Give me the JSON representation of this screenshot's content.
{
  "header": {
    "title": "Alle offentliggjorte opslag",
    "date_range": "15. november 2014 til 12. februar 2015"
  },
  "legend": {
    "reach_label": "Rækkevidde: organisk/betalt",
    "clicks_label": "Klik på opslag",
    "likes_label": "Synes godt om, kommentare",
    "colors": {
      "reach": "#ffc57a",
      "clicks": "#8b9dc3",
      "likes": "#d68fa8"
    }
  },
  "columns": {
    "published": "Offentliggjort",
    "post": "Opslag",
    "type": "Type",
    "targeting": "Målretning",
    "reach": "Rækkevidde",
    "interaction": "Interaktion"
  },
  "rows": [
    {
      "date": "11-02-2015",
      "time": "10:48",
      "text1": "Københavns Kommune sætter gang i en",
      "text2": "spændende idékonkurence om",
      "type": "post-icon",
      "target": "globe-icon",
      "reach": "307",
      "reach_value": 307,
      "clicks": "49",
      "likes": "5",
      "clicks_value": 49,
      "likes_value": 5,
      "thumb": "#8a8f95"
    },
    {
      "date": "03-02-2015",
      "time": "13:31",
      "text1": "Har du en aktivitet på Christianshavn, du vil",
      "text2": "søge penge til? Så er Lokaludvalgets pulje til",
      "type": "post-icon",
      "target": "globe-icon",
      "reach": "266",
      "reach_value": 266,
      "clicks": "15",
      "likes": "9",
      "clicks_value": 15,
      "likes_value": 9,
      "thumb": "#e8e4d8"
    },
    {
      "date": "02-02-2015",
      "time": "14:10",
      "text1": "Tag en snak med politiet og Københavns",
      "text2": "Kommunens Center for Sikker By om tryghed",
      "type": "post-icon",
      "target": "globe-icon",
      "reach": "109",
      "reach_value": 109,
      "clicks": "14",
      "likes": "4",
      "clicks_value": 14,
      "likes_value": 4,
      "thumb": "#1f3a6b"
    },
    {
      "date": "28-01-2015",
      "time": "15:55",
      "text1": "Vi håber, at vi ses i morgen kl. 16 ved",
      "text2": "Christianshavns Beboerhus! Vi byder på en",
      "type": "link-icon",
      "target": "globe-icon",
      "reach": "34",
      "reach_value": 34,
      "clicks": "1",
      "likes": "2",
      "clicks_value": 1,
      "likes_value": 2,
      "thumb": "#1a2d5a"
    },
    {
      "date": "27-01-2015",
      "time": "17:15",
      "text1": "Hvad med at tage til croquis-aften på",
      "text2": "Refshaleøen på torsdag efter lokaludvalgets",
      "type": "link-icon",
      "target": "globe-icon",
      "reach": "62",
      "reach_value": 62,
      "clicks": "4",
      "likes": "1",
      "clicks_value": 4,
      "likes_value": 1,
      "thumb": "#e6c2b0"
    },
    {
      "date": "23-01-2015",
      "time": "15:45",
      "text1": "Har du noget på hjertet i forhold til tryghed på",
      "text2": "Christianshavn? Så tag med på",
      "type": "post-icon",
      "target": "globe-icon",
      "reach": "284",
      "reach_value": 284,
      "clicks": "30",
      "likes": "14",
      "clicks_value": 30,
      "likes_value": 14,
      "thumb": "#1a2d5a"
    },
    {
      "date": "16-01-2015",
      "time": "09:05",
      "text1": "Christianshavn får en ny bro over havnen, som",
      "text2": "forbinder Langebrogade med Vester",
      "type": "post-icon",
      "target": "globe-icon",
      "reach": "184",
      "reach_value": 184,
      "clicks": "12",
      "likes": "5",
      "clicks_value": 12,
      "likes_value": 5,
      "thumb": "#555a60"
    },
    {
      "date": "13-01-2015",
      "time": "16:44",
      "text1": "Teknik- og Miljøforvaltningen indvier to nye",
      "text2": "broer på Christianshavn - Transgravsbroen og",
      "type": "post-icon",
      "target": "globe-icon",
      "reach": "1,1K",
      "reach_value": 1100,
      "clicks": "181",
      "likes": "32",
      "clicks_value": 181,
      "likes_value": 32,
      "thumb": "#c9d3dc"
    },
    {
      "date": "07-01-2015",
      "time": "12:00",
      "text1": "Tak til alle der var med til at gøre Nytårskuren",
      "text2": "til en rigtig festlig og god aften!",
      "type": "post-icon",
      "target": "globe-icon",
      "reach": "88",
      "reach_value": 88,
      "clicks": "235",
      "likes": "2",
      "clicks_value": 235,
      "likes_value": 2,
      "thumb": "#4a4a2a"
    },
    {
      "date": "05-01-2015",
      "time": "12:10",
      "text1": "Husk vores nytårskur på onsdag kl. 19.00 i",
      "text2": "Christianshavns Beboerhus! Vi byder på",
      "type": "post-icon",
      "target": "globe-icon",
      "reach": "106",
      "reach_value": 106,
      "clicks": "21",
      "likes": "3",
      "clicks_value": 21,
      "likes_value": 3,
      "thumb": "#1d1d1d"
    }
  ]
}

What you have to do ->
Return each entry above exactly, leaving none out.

Written response ->
Give me the JSON representation of this screenshot's content.
{
  "header": {
    "title": "Alle offentliggjorte opslag",
    "date_range": "15. november 2014 til 12. februar 2015"
  },
  "legend": {
    "reach_label": "Rækkevidde: organisk/betalt",
    "clicks_label": "Klik på opslag",
    "likes_label": "Synes godt om, kommentare",
    "colors": {
      "reach": "#ffc57a",
      "clicks": "#8b9dc3",
      "likes": "#d68fa8"
    }
  },
  "columns": {
    "published": "Offentliggjort",
    "post": "Opslag",
    "type": "Type",
    "targeting": "Målretning",
    "reach": "Rækkevidde",
    "interaction": "Interaktion"
  },
  "rows": [
    {
      "date": "11-02-2015",
      "time": "10:48",
      "text1": "Københavns Kommune sætter gang i en",
      "text2": "spændende idékonkurence om",
      "type": "post-icon",
      "target": "globe-icon",
      "reach": "307",
      "reach_value": 307,
      "clicks": "49",
      "likes": "5",
      "clicks_value": 49,
      "likes_value": 5,
      "thumb": "#8a8f95"
    },
    {
      "date": "03-02-2015",
      "time": "13:31",
      "text1": "Har du en aktivitet på Christianshavn, du vil",
      "text2": "søge penge til? Så er Lokaludvalgets pulje til",
      "type": "post-icon",
      "target": "globe-icon",
      "reach": "266",
      "reach_value": 266,
      "clicks": "15",
      "likes": "9",
      "clicks_value": 15,
      "likes_value": 9,
      "thumb": "#e8e4d8"
    },
    {
      "date": "02-02-2015",
      "time": "14:10",
      "text1": "Tag en snak med politiet og Københavns",
      "text2": "Kommunens Center for Sikker By om tryghed",
      "type": "post-icon",
      "target": "globe-icon",
      "reach": "109",
      "reach_value": 109,
      "clicks": "14",
      "likes": "4",
      "clicks_value": 14,
      "likes_value": 4,
      "thumb": "#1f3a6b"
    },
    {
      "date": "28-01-2015",
      "time": "15:55",
      "text1": "Vi håber, at vi ses i morgen kl. 16 ved",
      "text2": "Christianshavns Beboerhus! Vi byder på en",
      "type": "link-icon",
      "target": "globe-icon",
      "reach": "34",
      "reach_value": 34,
      "clicks": "1",
      "likes": "2",
      "clicks_value": 1,
      "likes_value": 2,
      "thumb": "#1a2d5a"
    },
    {
      "date": "27-01-2015",
      "time": "17:15",
      "text1": "Hvad med at tage til croquis-aften på",
      "text2": "Refshaleøen på torsdag efter lokaludvalgets",
      "type": "link-icon",
      "target": "globe-icon",
      "reach": "62",
      "reach_value": 62,
      "clicks": "4",
      "likes": "1",
      "clicks_value": 4,
      "likes_value": 1,
      "thumb": "#e6c2b0"
    },
    {
      "date": "23-01-2015",
      "time": "15:45",
      "text1": "Har du noget på hjertet i forhold til tryghed på",
      "text2": "Christianshavn? Så tag med på",
      "type": "post-icon",
      "target": "globe-icon",
      "reach": "284",
      "reach_value": 284,
      "clicks": "30",
      "likes": "14",
      "clicks_value": 30,
      "likes_value": 14,
      "thumb": "#1a2d5a"
    },
    {
      "date": "16-01-2015",
      "time": "09:05",
      "text1": "Christianshavn får en ny bro over havnen, som",
      "text2": "forbinder Langebrogade med Vester",
      "type": "post-icon",
      "target": "globe-icon",
      "reach": "184",
      "reach_value": 184,
      "clicks": "12",
      "likes": "5",
      "clicks_value": 12,
      "likes_value": 5,
      "thumb": "#555a60"
    },
    {
      "date": "13-01-2015",
      "time": "16:44",
      "text1": "Teknik- og Miljøforvaltningen indvier to nye",
      "text2": "broer på Christianshavn - Transgravsbroen og",
      "type": "post-icon",
      "target": "globe-icon",
      "reach": "1,1K",
      "reach_value": 1100,
      "clicks": "181",
      "likes": "32",
      "clicks_value": 181,
      "likes_value": 32,
      "thumb": "#c9d3dc"
    },
    {
      "date": "07-01-2015",
      "time": "12:00",
      "text1": "Tak til alle der var med til at gøre Nytårskuren",
      "text2": "til en rigtig festlig og god aften!",
      "type": "post-icon",
      "target": "globe-icon",
      "reach": "88",
      "reach_value": 88,
      "clicks": "235",
      "likes": "2",
      "clicks_value": 235,
      "likes_value": 2,
      "thumb": "#4a4a2a"
    },
    {
      "date": "05-01-2015",
      "time": "12:10",
      "text1": "Husk vores nytårskur på onsdag kl. 19.00 i",
      "text2": "Christianshavns Beboerhus! Vi byder på",
      "type": "post-icon",
      "target": "globe-icon",
      "reach": "106",
      "reach_value": 106,
      "clicks": "21",
      "likes": "3",
      "clicks_value": 21,
      "likes_value": 3,
      "thumb": "#1d1d1d"
    }
  ]
}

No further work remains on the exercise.